So.... this is awkward. My last update was in May 2018. (Insert cringing awkward emoji here.) Needless to say, things have changed. In a very short amount of time, all of this happened:
But gymnasts? Nah, gymnasts are used to this stuff. Being a gymnast is an experience of near constant disappointment (don't stop reading, this is a positive post I promise). You're never good enough for yourself. You're always just ONE toe point away from beating someone else (or losing to them), from making the national team (or not), from whatever it is a that a toe point separates you from. And it's hard. In a sport filled with awards for perfection, Code of Points level of judgment, and physical and psychological injury... it's almost hard for non-gymnasts to fathom that YES, on top of all of that, sometimes it gets worse.

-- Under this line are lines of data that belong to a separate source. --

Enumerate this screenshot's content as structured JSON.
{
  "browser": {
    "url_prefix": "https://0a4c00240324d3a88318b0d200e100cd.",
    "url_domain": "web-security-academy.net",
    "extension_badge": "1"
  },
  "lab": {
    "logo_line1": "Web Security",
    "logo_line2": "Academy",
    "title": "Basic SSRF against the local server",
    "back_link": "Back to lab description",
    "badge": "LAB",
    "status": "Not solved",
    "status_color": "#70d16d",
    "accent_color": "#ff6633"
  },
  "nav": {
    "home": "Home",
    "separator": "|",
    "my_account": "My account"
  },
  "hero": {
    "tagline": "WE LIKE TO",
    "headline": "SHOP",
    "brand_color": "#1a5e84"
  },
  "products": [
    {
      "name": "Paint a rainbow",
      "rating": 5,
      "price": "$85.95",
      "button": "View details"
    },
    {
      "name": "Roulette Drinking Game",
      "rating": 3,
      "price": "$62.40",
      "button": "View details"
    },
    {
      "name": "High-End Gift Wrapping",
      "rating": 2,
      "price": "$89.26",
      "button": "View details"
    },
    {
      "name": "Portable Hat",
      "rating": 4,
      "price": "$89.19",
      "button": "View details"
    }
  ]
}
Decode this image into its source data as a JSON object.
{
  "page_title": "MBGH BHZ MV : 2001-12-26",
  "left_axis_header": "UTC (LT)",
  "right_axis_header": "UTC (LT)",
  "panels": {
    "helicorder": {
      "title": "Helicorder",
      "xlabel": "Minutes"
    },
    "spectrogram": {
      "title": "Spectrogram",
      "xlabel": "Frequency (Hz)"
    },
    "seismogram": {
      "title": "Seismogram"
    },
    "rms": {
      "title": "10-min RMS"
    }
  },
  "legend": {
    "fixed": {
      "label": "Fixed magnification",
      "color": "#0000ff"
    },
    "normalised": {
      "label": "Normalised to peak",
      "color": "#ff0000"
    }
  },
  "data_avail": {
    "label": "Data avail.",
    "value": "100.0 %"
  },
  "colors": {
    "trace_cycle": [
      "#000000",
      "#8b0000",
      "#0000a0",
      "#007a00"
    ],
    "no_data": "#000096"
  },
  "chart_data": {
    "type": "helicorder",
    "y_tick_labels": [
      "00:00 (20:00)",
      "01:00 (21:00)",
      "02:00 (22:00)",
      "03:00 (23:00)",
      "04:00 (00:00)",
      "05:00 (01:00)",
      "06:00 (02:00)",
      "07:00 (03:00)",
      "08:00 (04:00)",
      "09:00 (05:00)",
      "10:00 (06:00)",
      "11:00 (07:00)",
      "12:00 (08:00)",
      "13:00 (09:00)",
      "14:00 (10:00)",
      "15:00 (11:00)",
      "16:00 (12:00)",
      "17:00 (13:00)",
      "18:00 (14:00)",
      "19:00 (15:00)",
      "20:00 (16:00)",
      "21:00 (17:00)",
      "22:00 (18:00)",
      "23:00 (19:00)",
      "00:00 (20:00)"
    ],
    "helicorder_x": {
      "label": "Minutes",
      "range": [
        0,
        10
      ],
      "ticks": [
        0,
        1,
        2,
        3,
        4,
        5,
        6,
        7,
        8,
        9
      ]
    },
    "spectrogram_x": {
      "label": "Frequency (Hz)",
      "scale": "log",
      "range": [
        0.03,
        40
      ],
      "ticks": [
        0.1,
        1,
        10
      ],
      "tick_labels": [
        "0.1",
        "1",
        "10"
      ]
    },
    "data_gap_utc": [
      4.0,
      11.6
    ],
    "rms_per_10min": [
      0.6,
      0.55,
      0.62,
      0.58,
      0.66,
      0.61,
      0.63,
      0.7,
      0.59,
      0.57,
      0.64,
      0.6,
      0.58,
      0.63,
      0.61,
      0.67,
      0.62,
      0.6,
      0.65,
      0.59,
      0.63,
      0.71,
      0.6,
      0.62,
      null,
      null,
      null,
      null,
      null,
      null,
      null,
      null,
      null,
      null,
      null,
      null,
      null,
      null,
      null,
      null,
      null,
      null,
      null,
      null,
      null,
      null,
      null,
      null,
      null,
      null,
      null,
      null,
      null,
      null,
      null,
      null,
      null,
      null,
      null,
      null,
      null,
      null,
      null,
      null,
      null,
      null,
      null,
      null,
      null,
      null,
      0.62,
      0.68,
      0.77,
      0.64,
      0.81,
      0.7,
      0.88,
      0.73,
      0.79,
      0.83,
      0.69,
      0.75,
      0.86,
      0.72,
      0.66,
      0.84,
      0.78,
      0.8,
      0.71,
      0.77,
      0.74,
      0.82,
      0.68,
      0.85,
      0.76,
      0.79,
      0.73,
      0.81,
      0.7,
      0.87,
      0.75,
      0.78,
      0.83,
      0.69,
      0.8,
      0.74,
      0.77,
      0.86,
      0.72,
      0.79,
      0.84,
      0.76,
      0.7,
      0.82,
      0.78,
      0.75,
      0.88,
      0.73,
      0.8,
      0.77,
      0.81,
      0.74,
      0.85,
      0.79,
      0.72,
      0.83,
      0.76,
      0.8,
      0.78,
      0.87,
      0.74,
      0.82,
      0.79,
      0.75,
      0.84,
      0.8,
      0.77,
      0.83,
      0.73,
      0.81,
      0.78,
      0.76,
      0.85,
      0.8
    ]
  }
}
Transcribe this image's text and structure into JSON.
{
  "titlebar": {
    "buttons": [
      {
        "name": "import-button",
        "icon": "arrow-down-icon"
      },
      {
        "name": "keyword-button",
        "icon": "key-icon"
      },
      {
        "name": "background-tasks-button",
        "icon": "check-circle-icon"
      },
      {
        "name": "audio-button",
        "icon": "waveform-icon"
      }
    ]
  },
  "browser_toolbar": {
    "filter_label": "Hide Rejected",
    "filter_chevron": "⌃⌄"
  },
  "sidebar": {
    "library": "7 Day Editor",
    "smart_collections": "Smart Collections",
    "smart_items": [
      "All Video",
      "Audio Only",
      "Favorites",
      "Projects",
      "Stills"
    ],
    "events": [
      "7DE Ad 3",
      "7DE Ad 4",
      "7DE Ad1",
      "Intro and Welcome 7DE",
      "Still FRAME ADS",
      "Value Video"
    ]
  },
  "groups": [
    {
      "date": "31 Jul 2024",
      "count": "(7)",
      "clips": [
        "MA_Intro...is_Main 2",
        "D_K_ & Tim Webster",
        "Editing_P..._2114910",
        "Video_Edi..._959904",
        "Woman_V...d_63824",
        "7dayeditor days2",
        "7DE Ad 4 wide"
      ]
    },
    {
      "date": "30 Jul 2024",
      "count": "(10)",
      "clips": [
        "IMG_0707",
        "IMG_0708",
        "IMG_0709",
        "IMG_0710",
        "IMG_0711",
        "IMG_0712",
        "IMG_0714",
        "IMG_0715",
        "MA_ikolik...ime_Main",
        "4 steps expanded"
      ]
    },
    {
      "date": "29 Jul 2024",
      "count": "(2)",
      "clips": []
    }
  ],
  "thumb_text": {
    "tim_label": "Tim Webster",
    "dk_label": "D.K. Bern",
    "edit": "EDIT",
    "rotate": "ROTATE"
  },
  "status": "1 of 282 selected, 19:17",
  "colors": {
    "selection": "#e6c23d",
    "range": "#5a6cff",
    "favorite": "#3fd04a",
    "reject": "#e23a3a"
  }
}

So what's the difference between being down and out and hitting the ground running? Contrary to popular belief, it isn't a question of how you handle it. Do you break, do you cry, do you give up, yell, fight, scream, all of the above? NOPE, it's not a question of how you react because YES, you do all of those things. Gymnasts are (on some level) humans, too. The question, then, isn't "How did you react?", it's "Did you keep going after the fact?" And for a lot of us, superhuman gymnast or not, it's really, really hard to keep going.
But thankfully, this isn't a sad story. This is a happy one! After a few months of struggling to make sense of what happened and feeling like I lost gymnastics all over again, I met the CEO of our local YMCA and said, "Hey, we should start a gymnastics program." And shockingly, he agreed. Fast forward to Spring of 2019 and we had started the first gymnastics program at this YMCA in almost 30 years. It was very modest set up with its initial success being entirely dependent on me running from my full-time job to the Y to jump up and down for a couple hours to try to engage kids that had never done a gymnastics class before. It was A LOT of work. It was exhausting and a huge difference from coaching team gymnastics, but it reminded me of two really important things: 1) I love gymnastics and 2) I love teaching gymnastics.
And so that's the long story! Now, we're just kicking off the Fall session with brand new equipment and a thriving program. I couldn't be happier or prouder to be working with the YMCA to bring gymnastics into the life of kids who would otherwise never get the opportunity to try this wonderful sport. With so many wonderful, amazing, fantastic gymnastics-related successes I've had, the work I'm doing at the YMCA is easily one I'm most proud of. So stay tuned... we've got some really exciting stuff coming out of the work of GymnastiCity and my never-ending pursuit of making gymnastics my entire life.
Thank you for your support!
- Coach Ashley